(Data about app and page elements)
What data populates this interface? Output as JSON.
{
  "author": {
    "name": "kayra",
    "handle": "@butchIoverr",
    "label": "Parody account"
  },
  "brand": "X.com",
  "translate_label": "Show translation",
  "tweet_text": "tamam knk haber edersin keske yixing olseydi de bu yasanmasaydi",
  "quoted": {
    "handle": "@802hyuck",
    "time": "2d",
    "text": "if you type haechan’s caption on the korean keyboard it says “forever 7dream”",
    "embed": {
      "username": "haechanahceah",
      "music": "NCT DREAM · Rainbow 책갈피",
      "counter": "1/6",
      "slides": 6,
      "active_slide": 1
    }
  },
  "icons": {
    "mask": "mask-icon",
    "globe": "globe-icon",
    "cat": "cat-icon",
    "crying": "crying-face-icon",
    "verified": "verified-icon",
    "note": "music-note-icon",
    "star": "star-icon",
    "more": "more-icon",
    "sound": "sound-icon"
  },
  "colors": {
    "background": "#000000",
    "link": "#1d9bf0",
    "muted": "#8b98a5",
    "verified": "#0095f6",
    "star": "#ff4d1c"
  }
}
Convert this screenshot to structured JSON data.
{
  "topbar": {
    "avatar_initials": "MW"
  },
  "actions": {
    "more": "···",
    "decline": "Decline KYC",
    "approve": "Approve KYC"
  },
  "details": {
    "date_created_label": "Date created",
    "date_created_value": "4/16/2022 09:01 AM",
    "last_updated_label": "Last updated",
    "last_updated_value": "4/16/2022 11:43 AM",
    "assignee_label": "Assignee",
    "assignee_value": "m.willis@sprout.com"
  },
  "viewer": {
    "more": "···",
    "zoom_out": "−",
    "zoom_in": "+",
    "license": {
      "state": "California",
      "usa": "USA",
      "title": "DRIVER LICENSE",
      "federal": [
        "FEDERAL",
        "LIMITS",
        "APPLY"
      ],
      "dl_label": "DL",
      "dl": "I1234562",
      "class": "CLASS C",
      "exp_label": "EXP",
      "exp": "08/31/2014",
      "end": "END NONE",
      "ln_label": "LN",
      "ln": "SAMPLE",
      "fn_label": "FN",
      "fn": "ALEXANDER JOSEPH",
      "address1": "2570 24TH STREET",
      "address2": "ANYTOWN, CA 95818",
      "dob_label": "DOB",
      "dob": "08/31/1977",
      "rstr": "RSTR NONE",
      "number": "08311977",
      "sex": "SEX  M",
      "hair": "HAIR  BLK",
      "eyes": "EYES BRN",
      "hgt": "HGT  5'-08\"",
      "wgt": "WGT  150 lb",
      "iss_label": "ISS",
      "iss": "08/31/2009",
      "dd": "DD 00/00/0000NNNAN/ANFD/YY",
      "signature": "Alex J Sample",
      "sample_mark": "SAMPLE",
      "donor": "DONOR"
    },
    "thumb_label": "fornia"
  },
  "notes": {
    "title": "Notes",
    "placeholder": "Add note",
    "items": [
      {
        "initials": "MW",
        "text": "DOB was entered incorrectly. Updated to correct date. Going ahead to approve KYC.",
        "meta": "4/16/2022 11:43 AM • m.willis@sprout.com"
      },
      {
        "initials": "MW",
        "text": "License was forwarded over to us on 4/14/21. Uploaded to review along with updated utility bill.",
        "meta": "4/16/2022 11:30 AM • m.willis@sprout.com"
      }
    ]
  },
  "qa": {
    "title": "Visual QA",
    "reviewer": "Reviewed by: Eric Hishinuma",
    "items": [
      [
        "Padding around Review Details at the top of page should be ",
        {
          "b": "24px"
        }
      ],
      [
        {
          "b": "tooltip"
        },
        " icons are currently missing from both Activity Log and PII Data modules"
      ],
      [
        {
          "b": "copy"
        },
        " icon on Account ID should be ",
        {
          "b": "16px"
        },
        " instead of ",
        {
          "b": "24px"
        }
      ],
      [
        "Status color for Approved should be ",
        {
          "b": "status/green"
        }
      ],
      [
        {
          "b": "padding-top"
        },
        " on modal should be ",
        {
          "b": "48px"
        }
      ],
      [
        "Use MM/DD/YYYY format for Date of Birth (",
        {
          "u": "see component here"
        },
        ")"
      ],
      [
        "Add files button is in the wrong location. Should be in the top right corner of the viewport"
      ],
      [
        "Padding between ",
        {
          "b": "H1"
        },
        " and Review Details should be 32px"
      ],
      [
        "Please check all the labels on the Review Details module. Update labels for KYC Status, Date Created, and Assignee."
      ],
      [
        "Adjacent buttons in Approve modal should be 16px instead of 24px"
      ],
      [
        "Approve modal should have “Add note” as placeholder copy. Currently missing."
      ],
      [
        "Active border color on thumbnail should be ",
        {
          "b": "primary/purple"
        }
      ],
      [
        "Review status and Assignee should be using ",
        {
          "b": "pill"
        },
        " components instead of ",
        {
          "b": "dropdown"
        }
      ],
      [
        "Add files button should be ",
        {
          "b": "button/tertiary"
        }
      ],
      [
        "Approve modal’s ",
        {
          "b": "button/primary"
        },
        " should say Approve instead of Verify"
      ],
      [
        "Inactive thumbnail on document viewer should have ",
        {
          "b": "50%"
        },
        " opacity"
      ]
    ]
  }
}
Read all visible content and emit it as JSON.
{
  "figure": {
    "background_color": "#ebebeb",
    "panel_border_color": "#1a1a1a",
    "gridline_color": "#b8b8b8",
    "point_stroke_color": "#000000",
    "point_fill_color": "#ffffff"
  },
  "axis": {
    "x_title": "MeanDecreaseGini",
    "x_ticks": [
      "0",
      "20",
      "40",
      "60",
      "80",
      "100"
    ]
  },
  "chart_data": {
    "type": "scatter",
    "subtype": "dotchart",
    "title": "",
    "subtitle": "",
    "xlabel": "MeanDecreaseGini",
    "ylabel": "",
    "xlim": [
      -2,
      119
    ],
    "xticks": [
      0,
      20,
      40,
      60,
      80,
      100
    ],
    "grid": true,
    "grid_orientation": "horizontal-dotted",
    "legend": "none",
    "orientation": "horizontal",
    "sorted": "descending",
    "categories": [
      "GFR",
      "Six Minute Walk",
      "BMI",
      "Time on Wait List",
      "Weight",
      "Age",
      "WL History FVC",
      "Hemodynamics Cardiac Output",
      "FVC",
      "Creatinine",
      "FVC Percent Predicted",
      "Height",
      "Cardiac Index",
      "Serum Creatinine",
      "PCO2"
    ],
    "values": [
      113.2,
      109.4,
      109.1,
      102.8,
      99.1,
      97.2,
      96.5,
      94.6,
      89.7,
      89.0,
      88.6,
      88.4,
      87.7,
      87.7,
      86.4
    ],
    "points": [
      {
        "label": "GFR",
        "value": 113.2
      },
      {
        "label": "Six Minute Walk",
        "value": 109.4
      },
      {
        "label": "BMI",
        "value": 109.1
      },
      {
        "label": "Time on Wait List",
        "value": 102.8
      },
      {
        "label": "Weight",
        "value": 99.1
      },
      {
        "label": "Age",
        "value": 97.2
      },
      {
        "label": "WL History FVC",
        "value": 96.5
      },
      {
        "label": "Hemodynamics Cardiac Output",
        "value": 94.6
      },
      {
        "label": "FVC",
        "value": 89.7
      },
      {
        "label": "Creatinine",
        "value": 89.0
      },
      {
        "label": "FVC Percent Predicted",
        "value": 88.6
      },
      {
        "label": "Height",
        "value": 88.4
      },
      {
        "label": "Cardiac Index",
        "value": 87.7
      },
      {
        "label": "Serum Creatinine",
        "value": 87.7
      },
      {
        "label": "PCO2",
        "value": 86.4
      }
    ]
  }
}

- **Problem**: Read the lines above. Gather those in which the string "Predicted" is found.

- **Result of this exercise**:
      "FVC Percent Predicted",
        "label": "FVC Percent Predicted",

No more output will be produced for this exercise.